RECORDS FOR THE TASK:

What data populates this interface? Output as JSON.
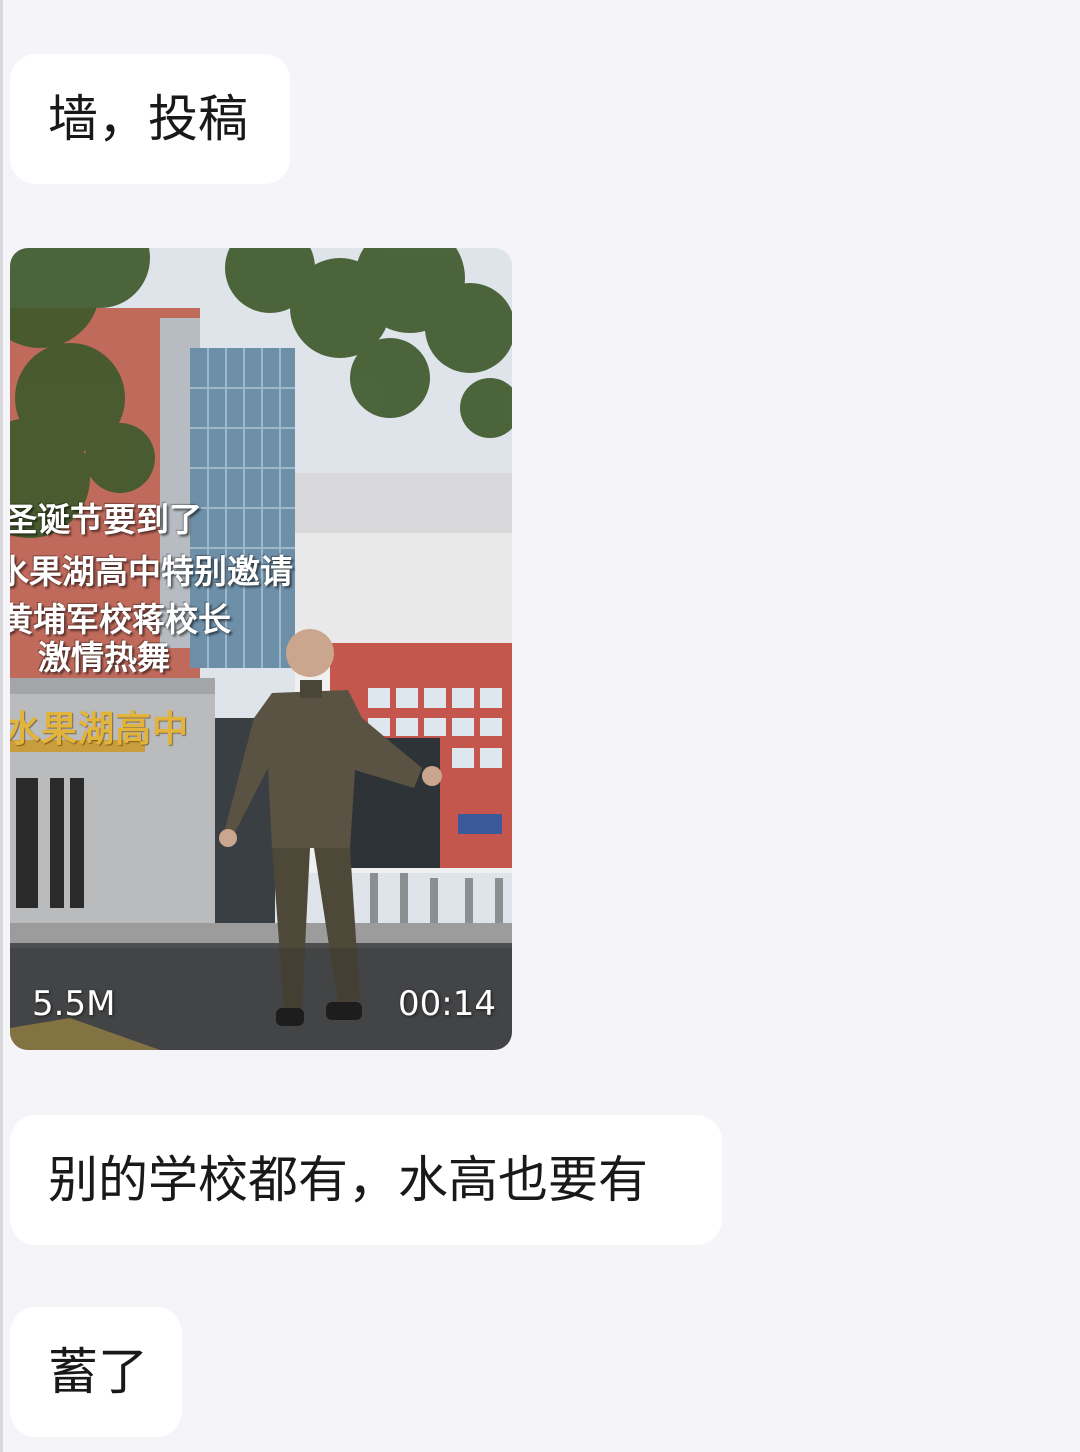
{
  "messages": [
    {
      "text": "墙，投稿"
    },
    {
      "video": {
        "captions": [
          "圣诞节要到了",
          "水果湖高中特别邀请",
          "黄埔军校蒋校长",
          "激情热舞"
        ],
        "sign_text": "水果湖高中",
        "size": "5.5M",
        "duration": "00:14"
      }
    },
    {
      "text": "别的学校都有，水高也要有"
    },
    {
      "text": "蓄了"
    }
  ],
  "colors": {
    "background": "#f5f4f9",
    "bubble": "#ffffff",
    "text": "#191919",
    "sign": "#e2b43c"
  }
}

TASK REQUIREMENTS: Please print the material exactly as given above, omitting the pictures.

ANSWER TO THIS TASK:
What data populates this interface? Output as JSON.
{
  "messages": [
    {
      "text": "墙，投稿"
    },
    {
      "video": {
        "captions": [
          "圣诞节要到了",
          "水果湖高中特别邀请",
          "黄埔军校蒋校长",
          "激情热舞"
        ],
        "sign_text": "水果湖高中",
        "size": "5.5M",
        "duration": "00:14"
      }
    },
    {
      "text": "别的学校都有，水高也要有"
    },
    {
      "text": "蓄了"
    }
  ],
  "colors": {
    "background": "#f5f4f9",
    "bubble": "#ffffff",
    "text": "#191919",
    "sign": "#e2b43c"
  }
}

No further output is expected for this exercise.